“Good education would involve comprehensive and clear information on qualifications available, where they can lead, and the support available to take them. It’s super important to talk about financing the different options.” Youth Ambassadors, Youth Employment UK
Location and Barriers
Young people attending the roundtable and answering the short survey focused on four main areas (1) mental health, (2) regional disparities and (3) financial challenges. Mental health and confidence is a growing concern for our young people; more support and understanding is needed around these services. They told us that location really matters, not just in the opportunities that are available in their local areas but also the transport availability, reliability and cost factor involved that impact decisions around education or employment choices.
“Spread out opportunities regionally and provide mental health support”
“Yes because poorer [young] people might be more forced into just getting any job for money etc.”
“…being from north England, we don’t have the same access to opportunities in the south. [Travel expenses are a barrier] And even when opportunities cover travel expenses, it takes time out of my day when I could be working my part-time job. My family doesn’t have the same connections either.” Youth Ambassadors, Youth Employment UK
Finally, in our roundtable and survey we asked young people how they would redesign the education to employment system in order to gauge what is working well and what needs to be improved. Young people noted the need for a reform, the shift away from focusing on the A-Levels to University pathway and more about other technical, vocational and apprenticeship opportunities available to them. There was a call for more awareness of disability in learning and then moving forward into the labour market. Work experience featured heavily in the conversation, alongside more hands-one learning. Young people had great ideas, some are captured below:

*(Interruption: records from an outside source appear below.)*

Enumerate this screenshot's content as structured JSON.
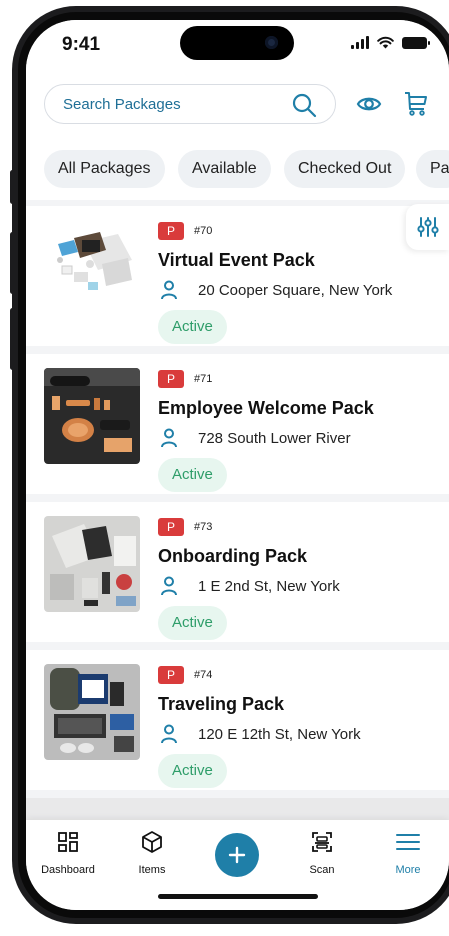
{
  "status_bar": {
    "time": "9:41"
  },
  "search": {
    "placeholder": "Search Packages"
  },
  "chips": [
    "All Packages",
    "Available",
    "Checked Out",
    "Pa"
  ],
  "packages": [
    {
      "badge": "P",
      "id": "#70",
      "name": "Virtual Event Pack",
      "address": "20 Cooper Square, New York",
      "status": "Active"
    },
    {
      "badge": "P",
      "id": "#71",
      "name": "Employee Welcome Pack",
      "address": "728 South Lower River",
      "status": "Active"
    },
    {
      "badge": "P",
      "id": "#73",
      "name": "Onboarding Pack",
      "address": "1 E 2nd St, New York",
      "status": "Active"
    },
    {
      "badge": "P",
      "id": "#74",
      "name": "Traveling Pack",
      "address": "120 E 12th St, New York",
      "status": "Active"
    }
  ],
  "nav": {
    "dashboard": "Dashboard",
    "items": "Items",
    "scan": "Scan",
    "more": "More"
  },
  "colors": {
    "accent": "#1f7fa8",
    "badge_red": "#d93b3b",
    "status_green": "#2e9d69",
    "status_bg": "#e7f6ef"
  }
}
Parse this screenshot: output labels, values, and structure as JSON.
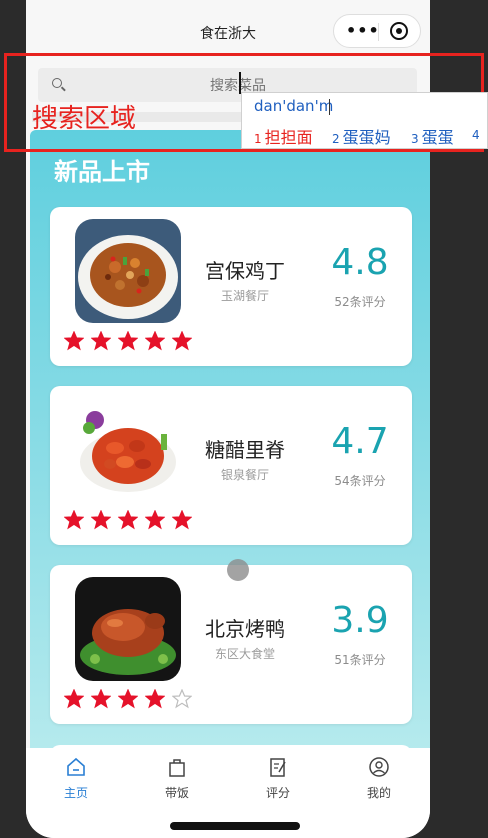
{
  "navbar": {
    "title": "食在浙大"
  },
  "search": {
    "placeholder": "搜索菜品"
  },
  "hero": {
    "title": "新品上市"
  },
  "dishes": [
    {
      "name": "宫保鸡丁",
      "restaurant": "玉湖餐厅",
      "score": "4.8",
      "reviews": "52条评分",
      "stars_filled": 5
    },
    {
      "name": "糖醋里脊",
      "restaurant": "银泉餐厅",
      "score": "4.7",
      "reviews": "54条评分",
      "stars_filled": 5
    },
    {
      "name": "北京烤鸭",
      "restaurant": "东区大食堂",
      "score": "3.9",
      "reviews": "51条评分",
      "stars_filled": 4
    }
  ],
  "tabs": [
    {
      "label": "主页",
      "icon": "home-icon"
    },
    {
      "label": "带饭",
      "icon": "bag-icon"
    },
    {
      "label": "评分",
      "icon": "edit-note-icon"
    },
    {
      "label": "我的",
      "icon": "user-icon"
    }
  ],
  "annotation": {
    "label": "搜索区域"
  },
  "ime": {
    "composition": "dan'dan'm",
    "candidates": [
      {
        "num": "1",
        "word": "担担面"
      },
      {
        "num": "2",
        "word": "蛋蛋妈"
      },
      {
        "num": "3",
        "word": "蛋蛋"
      },
      {
        "num": "4",
        "word": ""
      }
    ]
  },
  "colors": {
    "accent": "#1aa3b0",
    "tab_active": "#2a7fd4",
    "star": "#e5122a",
    "annotation": "#e7231f"
  }
}
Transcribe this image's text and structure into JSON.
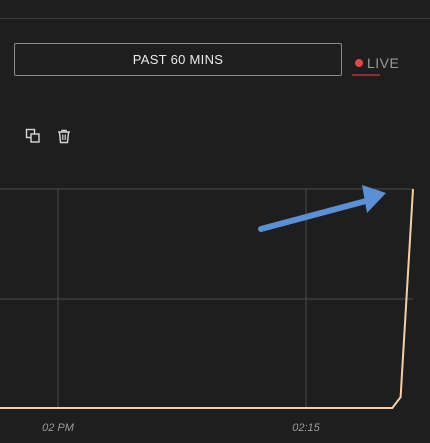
{
  "header": {
    "range_label": "PAST 60 MINS",
    "live_label": "LIVE"
  },
  "toolbar": {
    "icons": [
      "duplicate-icon",
      "trash-icon"
    ]
  },
  "chart_data": {
    "type": "line",
    "x_ticks": [
      "02 PM",
      "02:15"
    ],
    "series": [
      {
        "points": [
          [
            0,
            0
          ],
          [
            0.95,
            0
          ],
          [
            0.97,
            0.05
          ],
          [
            1.0,
            1.0
          ]
        ],
        "color": "#f5cfa6"
      }
    ],
    "grid": true
  },
  "colors": {
    "background": "#1e1e1e",
    "line": "#f5cfa6",
    "live": "#e04848",
    "arrow": "#5b8fd6"
  }
}
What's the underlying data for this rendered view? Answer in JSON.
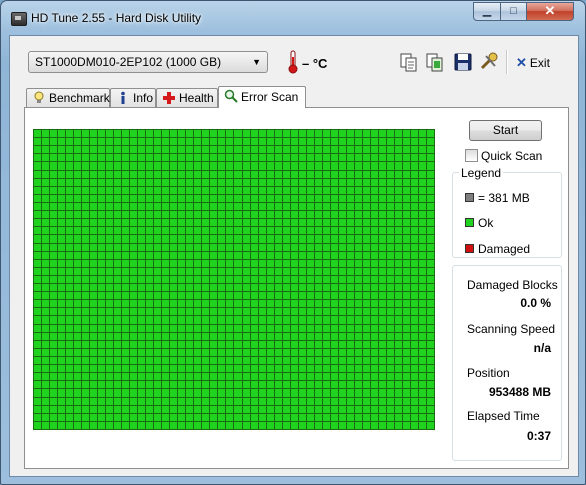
{
  "window": {
    "title": "HD Tune 2.55 - Hard Disk Utility"
  },
  "toolbar": {
    "drive": "ST1000DM010-2EP102 (1000 GB)",
    "temperature": "– °C",
    "exit_label": "Exit"
  },
  "tabs": [
    {
      "label": "Benchmark",
      "icon": "benchmark-icon"
    },
    {
      "label": "Info",
      "icon": "info-icon"
    },
    {
      "label": "Health",
      "icon": "health-icon"
    },
    {
      "label": "Error Scan",
      "icon": "error-scan-icon",
      "active": true
    }
  ],
  "scan": {
    "start_label": "Start",
    "quick_scan_label": "Quick Scan",
    "quick_scan_checked": false,
    "legend": {
      "title": "Legend",
      "items": [
        {
          "label": "= 381 MB",
          "color": "#7f7f7f"
        },
        {
          "label": "Ok",
          "color": "#1fd31f"
        },
        {
          "label": "Damaged",
          "color": "#d01010"
        }
      ]
    },
    "stats": {
      "damaged_blocks_label": "Damaged Blocks",
      "damaged_blocks_value": "0.0 %",
      "scanning_speed_label": "Scanning Speed",
      "scanning_speed_value": "n/a",
      "position_label": "Position",
      "position_value": "953488 MB",
      "elapsed_label": "Elapsed Time",
      "elapsed_value": "0:37"
    }
  },
  "colors": {
    "ok": "#1fd31f",
    "grid_line": "#1c6a14"
  }
}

Paraphrased: More opportunities of work experience that allow young people to work in sectors they aren’t working towards, as well as the ones they are. This can give them a wider range of skills and a better understanding of all job sectors rather than the one they have their eye on at the moment. Help young people to understand they don’t need to know what they want to do right now, that career choices change all the time and that should hopefully give them confidence to see how each sector operates and gain practical knowledge.
“Making it more disability confident and help people with a disability to understand that they need to find disability confident jobs and how to do this. Help people with a disability work in the way they need .”“Add more options and opportunities to do work experience /incorporate more apprenticeship style learning with some remuneration to aid the person to live.”
“Abolish private schools. It should be about ability and not what money can buy you. The system needs to be more inclusive- no special schools or SEND classes, everyone should be taught together to increase empathy and understanding.”
“I like it as it is but I think more companies need to get onboard to offer more apprenticeships. More BTECS within schools and not forcing people to do A Levels.” Youth Ambassadors, Youth Employment UK